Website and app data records
==========

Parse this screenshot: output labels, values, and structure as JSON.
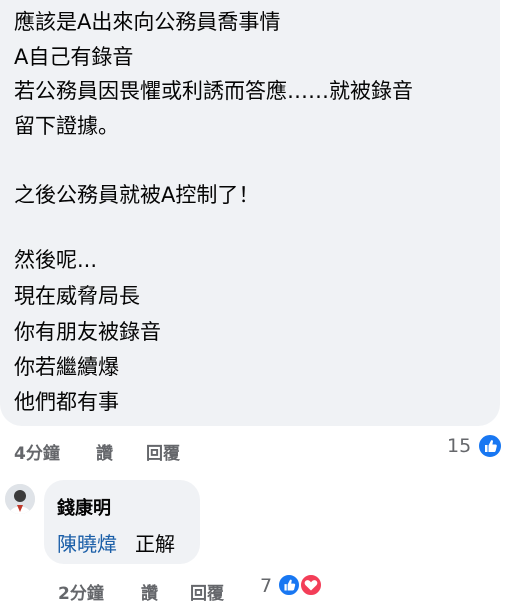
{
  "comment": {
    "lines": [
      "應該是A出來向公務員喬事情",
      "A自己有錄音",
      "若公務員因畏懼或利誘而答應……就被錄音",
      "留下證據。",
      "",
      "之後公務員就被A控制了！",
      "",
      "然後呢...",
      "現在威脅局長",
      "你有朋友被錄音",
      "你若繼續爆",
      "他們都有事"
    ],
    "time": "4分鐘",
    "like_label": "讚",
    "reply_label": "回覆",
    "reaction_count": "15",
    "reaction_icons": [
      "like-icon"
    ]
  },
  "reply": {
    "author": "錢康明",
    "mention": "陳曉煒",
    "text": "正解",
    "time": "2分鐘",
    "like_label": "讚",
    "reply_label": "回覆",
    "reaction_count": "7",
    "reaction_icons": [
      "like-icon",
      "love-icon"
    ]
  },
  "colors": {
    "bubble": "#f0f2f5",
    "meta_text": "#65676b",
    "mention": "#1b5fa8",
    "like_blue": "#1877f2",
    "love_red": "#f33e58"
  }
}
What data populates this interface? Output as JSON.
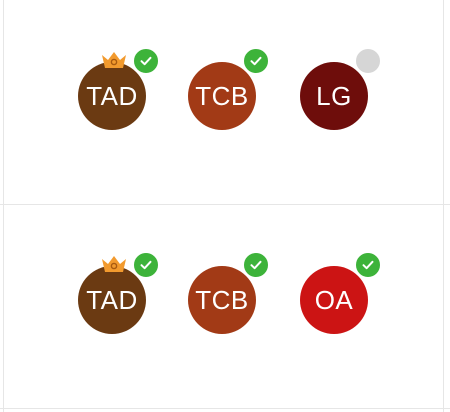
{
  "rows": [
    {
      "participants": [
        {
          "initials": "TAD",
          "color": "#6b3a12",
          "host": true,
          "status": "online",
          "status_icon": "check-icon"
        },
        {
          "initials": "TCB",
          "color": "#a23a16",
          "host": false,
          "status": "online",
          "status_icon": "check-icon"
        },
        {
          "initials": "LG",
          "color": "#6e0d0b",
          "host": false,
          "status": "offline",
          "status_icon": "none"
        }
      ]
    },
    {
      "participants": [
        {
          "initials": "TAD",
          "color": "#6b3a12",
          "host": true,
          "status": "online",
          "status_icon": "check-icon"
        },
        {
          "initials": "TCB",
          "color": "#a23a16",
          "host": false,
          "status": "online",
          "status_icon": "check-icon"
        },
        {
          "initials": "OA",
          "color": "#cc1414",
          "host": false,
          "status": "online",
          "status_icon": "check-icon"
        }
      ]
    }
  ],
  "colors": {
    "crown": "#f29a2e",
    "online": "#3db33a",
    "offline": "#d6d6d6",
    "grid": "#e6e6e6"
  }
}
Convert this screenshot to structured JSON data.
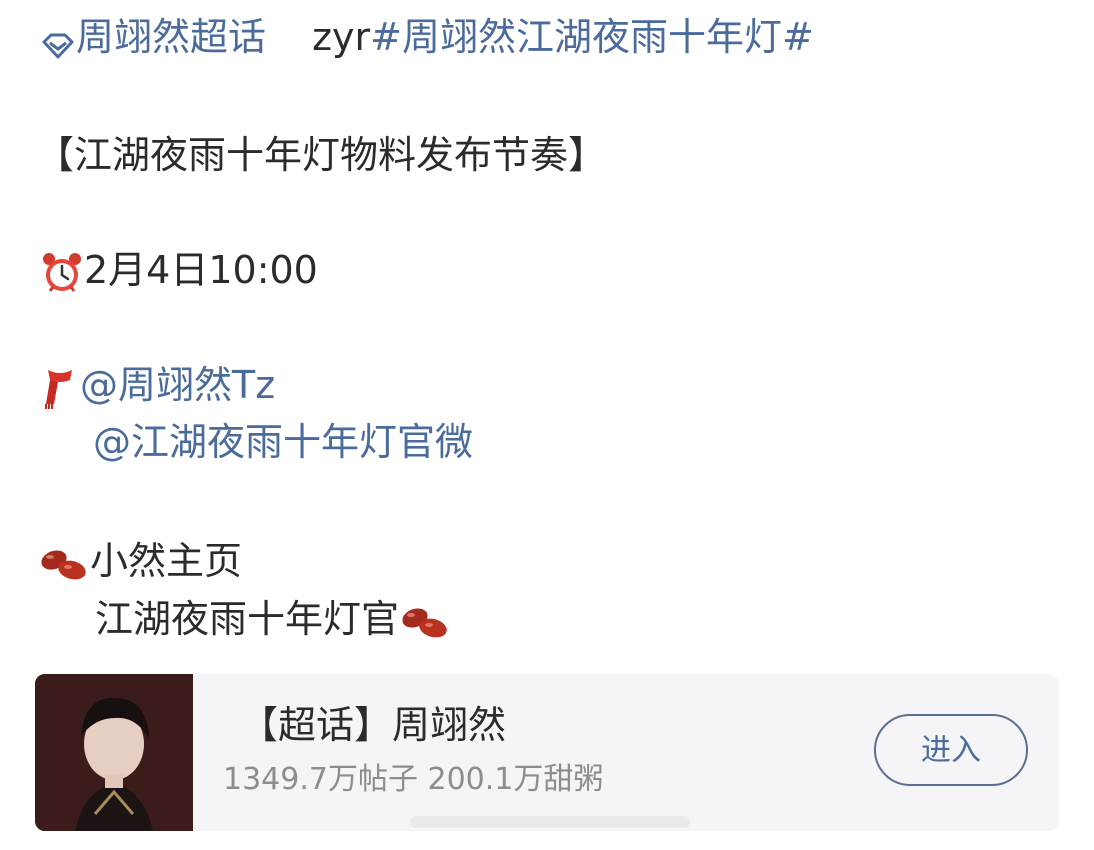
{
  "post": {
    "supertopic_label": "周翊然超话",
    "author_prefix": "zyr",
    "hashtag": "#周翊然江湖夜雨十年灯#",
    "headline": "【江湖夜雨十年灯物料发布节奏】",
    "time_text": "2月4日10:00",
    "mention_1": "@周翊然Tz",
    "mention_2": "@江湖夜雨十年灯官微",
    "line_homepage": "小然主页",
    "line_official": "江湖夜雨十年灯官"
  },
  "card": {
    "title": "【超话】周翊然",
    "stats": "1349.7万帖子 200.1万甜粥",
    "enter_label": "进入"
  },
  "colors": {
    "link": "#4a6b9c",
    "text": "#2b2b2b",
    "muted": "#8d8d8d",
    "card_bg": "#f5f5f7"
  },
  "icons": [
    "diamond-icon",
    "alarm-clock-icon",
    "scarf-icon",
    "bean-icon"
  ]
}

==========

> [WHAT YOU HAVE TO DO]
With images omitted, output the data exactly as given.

> [OUTPUT FOR THIS TASK]
Parse this screenshot: output labels, values, and structure as JSON.
{
  "comment": {
    "lines": [
      "應該是A出來向公務員喬事情",
      "A自己有錄音",
      "若公務員因畏懼或利誘而答應……就被錄音",
      "留下證據。",
      "",
      "之後公務員就被A控制了！",
      "",
      "然後呢...",
      "現在威脅局長",
      "你有朋友被錄音",
      "你若繼續爆",
      "他們都有事"
    ],
    "time": "4分鐘",
    "like_label": "讚",
    "reply_label": "回覆",
    "reaction_count": "15",
    "reaction_icons": [
      "like-icon"
    ]
  },
  "reply": {
    "author": "錢康明",
    "mention": "陳曉煒",
    "text": "正解",
    "time": "2分鐘",
    "like_label": "讚",
    "reply_label": "回覆",
    "reaction_count": "7",
    "reaction_icons": [
      "like-icon",
      "love-icon"
    ]
  },
  "colors": {
    "bubble": "#f0f2f5",
    "meta_text": "#65676b",
    "mention": "#1b5fa8",
    "like_blue": "#1877f2",
    "love_red": "#f33e58"
  }
}
What data populates this interface? Output as JSON.
{
  "rows": [
    {
      "participants": [
        {
          "initials": "TAD",
          "color": "#6b3a12",
          "host": true,
          "status": "online",
          "status_icon": "check-icon"
        },
        {
          "initials": "TCB",
          "color": "#a23a16",
          "host": false,
          "status": "online",
          "status_icon": "check-icon"
        },
        {
          "initials": "LG",
          "color": "#6e0d0b",
          "host": false,
          "status": "offline",
          "status_icon": "none"
        }
      ]
    },
    {
      "participants": [
        {
          "initials": "TAD",
          "color": "#6b3a12",
          "host": true,
          "status": "online",
          "status_icon": "check-icon"
        },
        {
          "initials": "TCB",
          "color": "#a23a16",
          "host": false,
          "status": "online",
          "status_icon": "check-icon"
        },
        {
          "initials": "OA",
          "color": "#cc1414",
          "host": false,
          "status": "online",
          "status_icon": "check-icon"
        }
      ]
    }
  ],
  "colors": {
    "crown": "#f29a2e",
    "online": "#3db33a",
    "offline": "#d6d6d6",
    "grid": "#e6e6e6"
  }
}
Convert this screenshot to structured JSON data.
{
  "post": {
    "supertopic_label": "周翊然超话",
    "author_prefix": "zyr",
    "hashtag": "#周翊然江湖夜雨十年灯#",
    "headline": "【江湖夜雨十年灯物料发布节奏】",
    "time_text": "2月4日10:00",
    "mention_1": "@周翊然Tz",
    "mention_2": "@江湖夜雨十年灯官微",
    "line_homepage": "小然主页",
    "line_official": "江湖夜雨十年灯官"
  },
  "card": {
    "title": "【超话】周翊然",
    "stats": "1349.7万帖子 200.1万甜粥",
    "enter_label": "进入"
  },
  "colors": {
    "link": "#4a6b9c",
    "text": "#2b2b2b",
    "muted": "#8d8d8d",
    "card_bg": "#f5f5f7"
  },
  "icons": [
    "diamond-icon",
    "alarm-clock-icon",
    "scarf-icon",
    "bean-icon"
  ]
}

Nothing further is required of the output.